Happy new year.
As promised I have done a bit of exploration of likely hampshire sites visiting three squares adjacent the Sussex borders.
In all I have spent about twelve hours searching looking for likely habitat and egg hunting with zero return- for eggs - yet.
The Sussex border squares - mostly adjacent the Eastern fringes of the Queen Elizabeth Country Park - have turned up limited areas of blackthorn and what I have found has generally been severely flailed - although the suckers have been missed mostly. However, in consolation, I have discovered a lovely remote little nature reserve that looks perfect for Duke of Burgundy .
In conversation with Peter Eales he mentioned that eggs have been found widely, if at low densities, around Noar Hill and I know there have been reports from Selborne Common across the valley so I paid a visit yesterday. Selborne is of course where Gilbert White wrote probably the first natural history book and I parked adjacent the museum and walked up onto the common. Adjacent the footpath from the car park is a private field with extensive blackthorn and suckers extending into the field - very reminiscent of the habitat at at Steyning. The common itself is quite elevated and revealed some very promising areas of habitat similar to that where I have founds eggs at other sites - but none found on this visit. The area is only about a mile from the established colony at Noar Hill which you can see across the valley, and with extensive hedgerows linking the two I will be making more visits as I am certain it will turn up trumps.

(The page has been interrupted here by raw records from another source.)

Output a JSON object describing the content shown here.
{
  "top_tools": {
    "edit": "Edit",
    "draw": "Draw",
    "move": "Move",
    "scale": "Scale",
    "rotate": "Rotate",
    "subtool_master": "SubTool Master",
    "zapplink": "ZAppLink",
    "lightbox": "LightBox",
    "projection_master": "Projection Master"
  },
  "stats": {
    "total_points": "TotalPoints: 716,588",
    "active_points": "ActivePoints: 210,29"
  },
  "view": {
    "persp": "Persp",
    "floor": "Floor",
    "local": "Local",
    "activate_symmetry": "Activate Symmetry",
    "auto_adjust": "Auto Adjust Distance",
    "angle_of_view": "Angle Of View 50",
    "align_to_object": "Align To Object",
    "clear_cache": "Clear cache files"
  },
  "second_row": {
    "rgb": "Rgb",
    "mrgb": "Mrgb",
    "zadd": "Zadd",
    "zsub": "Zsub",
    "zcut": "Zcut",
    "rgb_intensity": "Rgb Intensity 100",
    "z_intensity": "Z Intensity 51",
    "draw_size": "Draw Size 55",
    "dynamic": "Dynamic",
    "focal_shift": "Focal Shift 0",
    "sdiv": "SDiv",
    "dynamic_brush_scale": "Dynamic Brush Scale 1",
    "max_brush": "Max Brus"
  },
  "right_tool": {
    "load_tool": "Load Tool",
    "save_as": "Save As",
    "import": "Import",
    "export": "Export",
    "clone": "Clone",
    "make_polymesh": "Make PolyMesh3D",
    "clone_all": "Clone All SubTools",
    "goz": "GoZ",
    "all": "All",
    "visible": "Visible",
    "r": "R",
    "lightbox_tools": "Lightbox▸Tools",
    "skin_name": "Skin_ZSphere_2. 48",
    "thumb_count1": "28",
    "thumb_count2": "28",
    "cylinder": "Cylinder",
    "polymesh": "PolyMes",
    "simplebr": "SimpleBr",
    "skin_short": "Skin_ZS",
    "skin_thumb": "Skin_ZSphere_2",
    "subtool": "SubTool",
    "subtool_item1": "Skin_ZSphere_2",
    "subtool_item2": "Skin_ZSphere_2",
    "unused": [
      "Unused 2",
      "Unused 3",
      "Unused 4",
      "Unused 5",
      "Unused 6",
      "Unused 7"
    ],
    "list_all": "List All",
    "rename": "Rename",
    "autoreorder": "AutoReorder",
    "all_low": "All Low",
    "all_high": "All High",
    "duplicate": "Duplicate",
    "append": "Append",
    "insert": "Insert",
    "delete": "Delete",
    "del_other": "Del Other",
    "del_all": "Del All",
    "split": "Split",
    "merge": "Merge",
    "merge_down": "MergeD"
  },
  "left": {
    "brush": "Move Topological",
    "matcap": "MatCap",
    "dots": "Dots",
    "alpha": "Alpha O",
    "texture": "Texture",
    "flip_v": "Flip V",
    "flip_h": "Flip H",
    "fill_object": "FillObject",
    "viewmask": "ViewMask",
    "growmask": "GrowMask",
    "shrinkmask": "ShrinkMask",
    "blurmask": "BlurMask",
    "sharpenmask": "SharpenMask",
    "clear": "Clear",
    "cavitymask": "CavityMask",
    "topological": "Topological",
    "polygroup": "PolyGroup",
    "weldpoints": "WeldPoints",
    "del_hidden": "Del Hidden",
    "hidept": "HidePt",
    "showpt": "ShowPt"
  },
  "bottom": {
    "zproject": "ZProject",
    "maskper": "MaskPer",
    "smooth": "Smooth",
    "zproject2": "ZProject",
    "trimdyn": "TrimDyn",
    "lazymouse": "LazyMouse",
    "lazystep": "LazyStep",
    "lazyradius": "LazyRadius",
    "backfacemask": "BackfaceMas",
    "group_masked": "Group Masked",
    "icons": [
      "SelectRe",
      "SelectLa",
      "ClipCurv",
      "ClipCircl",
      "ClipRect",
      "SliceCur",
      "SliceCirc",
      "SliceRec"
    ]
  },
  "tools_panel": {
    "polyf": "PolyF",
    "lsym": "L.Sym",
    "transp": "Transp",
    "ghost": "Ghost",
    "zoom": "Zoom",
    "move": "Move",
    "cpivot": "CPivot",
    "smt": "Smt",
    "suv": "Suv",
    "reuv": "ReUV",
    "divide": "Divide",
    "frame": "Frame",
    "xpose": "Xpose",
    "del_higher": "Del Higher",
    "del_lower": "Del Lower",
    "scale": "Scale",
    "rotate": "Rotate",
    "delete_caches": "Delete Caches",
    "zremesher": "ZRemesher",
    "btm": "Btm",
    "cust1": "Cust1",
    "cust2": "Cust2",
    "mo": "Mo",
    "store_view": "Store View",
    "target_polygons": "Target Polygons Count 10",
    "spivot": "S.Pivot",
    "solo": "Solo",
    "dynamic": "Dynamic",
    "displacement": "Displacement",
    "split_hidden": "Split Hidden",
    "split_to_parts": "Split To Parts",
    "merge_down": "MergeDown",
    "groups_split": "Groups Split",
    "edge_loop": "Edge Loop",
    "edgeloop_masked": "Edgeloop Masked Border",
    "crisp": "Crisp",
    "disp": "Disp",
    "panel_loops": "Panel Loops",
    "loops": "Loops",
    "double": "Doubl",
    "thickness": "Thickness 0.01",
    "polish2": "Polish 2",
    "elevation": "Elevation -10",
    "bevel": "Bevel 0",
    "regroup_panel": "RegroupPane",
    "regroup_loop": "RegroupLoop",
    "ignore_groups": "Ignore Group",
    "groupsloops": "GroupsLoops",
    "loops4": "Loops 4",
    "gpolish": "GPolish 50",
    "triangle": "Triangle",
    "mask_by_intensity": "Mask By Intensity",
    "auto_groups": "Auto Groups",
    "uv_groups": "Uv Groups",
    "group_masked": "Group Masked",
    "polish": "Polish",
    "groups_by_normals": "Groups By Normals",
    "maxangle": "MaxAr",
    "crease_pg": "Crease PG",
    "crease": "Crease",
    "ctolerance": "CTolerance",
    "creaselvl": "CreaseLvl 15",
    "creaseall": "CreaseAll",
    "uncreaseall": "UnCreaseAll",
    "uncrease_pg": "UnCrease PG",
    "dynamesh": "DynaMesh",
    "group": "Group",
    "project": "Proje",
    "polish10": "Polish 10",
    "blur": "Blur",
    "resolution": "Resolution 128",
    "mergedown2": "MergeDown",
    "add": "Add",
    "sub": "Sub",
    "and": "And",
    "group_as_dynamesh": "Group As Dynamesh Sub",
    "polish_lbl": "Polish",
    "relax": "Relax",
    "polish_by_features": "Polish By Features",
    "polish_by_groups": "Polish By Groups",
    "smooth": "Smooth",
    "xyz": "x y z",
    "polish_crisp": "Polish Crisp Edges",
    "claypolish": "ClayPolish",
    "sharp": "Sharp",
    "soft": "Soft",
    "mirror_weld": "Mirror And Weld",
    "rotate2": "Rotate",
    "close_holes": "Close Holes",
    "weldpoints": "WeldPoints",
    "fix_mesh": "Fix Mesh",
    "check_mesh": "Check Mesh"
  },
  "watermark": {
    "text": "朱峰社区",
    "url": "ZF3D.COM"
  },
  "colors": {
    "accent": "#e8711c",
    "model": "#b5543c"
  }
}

Interestingly I found my first blackthorn blossom of the year yesterday, and even, bizarrely, a small shoot with fresh leaves!
Happy new year.